[[ Task inputs open ]]
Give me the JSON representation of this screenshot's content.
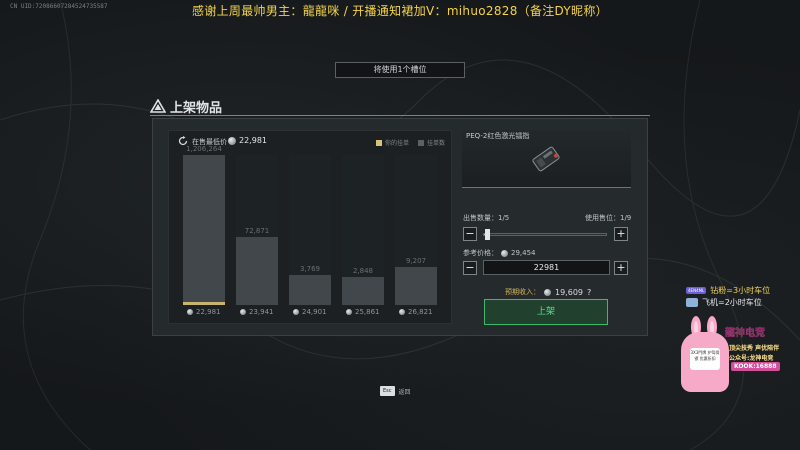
{
  "stream_overlay": {
    "uid": "CN UID:7208660728452473558​7",
    "banner": "感谢上周最帅男主：龍龍咪 / 开播通知裙加V：mihuo2828（备注DY昵称）",
    "side_rows": [
      {
        "tag": "4EN4ML",
        "text": "钻粉=3小时车位",
        "color": "#f0d25a"
      },
      {
        "tag": "",
        "text": "飞机=2小时车位",
        "color": "#e8e8ec"
      }
    ],
    "brand": {
      "title": "龍神电竞",
      "line1": "顶尖技秀 声优陪伴",
      "line2": "公众号:龙神电竞",
      "kook": "KOOK:16888",
      "sign_text": "3X3門牌 护驾保镖 优惠折扣"
    }
  },
  "slot_note": "将使用1个槽位",
  "dialog": {
    "title": "上架物品",
    "lowest_price_label": "在售最低价",
    "lowest_price_value": "22,981",
    "legend_mine": "你的挂单",
    "legend_count": "挂单数",
    "item_name": "PEQ-2红色激光镭指",
    "sell_qty_label": "出售数量：",
    "sell_qty_value": "1/5",
    "use_slot_label": "使用售位：",
    "use_slot_value": "1/9",
    "ref_price_label": "参考价格：",
    "ref_price_value": "29,454",
    "price_input": "22981",
    "income_label": "预期收入：",
    "income_value": "19,609",
    "help": "?",
    "list_button": "上架",
    "minus": "−",
    "plus": "+"
  },
  "esc": {
    "key": "Esc",
    "label": "返回"
  },
  "chart_data": {
    "type": "bar",
    "categories": [
      "22,981",
      "23,941",
      "24,901",
      "25,861",
      "26,821"
    ],
    "values": [
      1206264,
      72871,
      3769,
      2848,
      9207
    ],
    "value_labels": [
      "1,206,264",
      "72,871",
      "3,769",
      "2,848",
      "9,207"
    ],
    "ylim": [
      0,
      1206264
    ],
    "selected_index": 0,
    "colors": {
      "bar": "#484e51",
      "selected": "#c9b46a"
    },
    "legend_placement": "top-right"
  }
}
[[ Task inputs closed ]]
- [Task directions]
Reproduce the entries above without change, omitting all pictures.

- [Reply to the task]
Give me the JSON representation of this screenshot's content.
{
  "stream_overlay": {
    "uid": "CN UID:7208660728452473558​7",
    "banner": "感谢上周最帅男主：龍龍咪 / 开播通知裙加V：mihuo2828（备注DY昵称）",
    "side_rows": [
      {
        "tag": "4EN4ML",
        "text": "钻粉=3小时车位",
        "color": "#f0d25a"
      },
      {
        "tag": "",
        "text": "飞机=2小时车位",
        "color": "#e8e8ec"
      }
    ],
    "brand": {
      "title": "龍神电竞",
      "line1": "顶尖技秀 声优陪伴",
      "line2": "公众号:龙神电竞",
      "kook": "KOOK:16888",
      "sign_text": "3X3門牌 护驾保镖 优惠折扣"
    }
  },
  "slot_note": "将使用1个槽位",
  "dialog": {
    "title": "上架物品",
    "lowest_price_label": "在售最低价",
    "lowest_price_value": "22,981",
    "legend_mine": "你的挂单",
    "legend_count": "挂单数",
    "item_name": "PEQ-2红色激光镭指",
    "sell_qty_label": "出售数量：",
    "sell_qty_value": "1/5",
    "use_slot_label": "使用售位：",
    "use_slot_value": "1/9",
    "ref_price_label": "参考价格：",
    "ref_price_value": "29,454",
    "price_input": "22981",
    "income_label": "预期收入：",
    "income_value": "19,609",
    "help": "?",
    "list_button": "上架",
    "minus": "−",
    "plus": "+"
  },
  "esc": {
    "key": "Esc",
    "label": "返回"
  },
  "chart_data": {
    "type": "bar",
    "categories": [
      "22,981",
      "23,941",
      "24,901",
      "25,861",
      "26,821"
    ],
    "values": [
      1206264,
      72871,
      3769,
      2848,
      9207
    ],
    "value_labels": [
      "1,206,264",
      "72,871",
      "3,769",
      "2,848",
      "9,207"
    ],
    "ylim": [
      0,
      1206264
    ],
    "selected_index": 0,
    "colors": {
      "bar": "#484e51",
      "selected": "#c9b46a"
    },
    "legend_placement": "top-right"
  }
}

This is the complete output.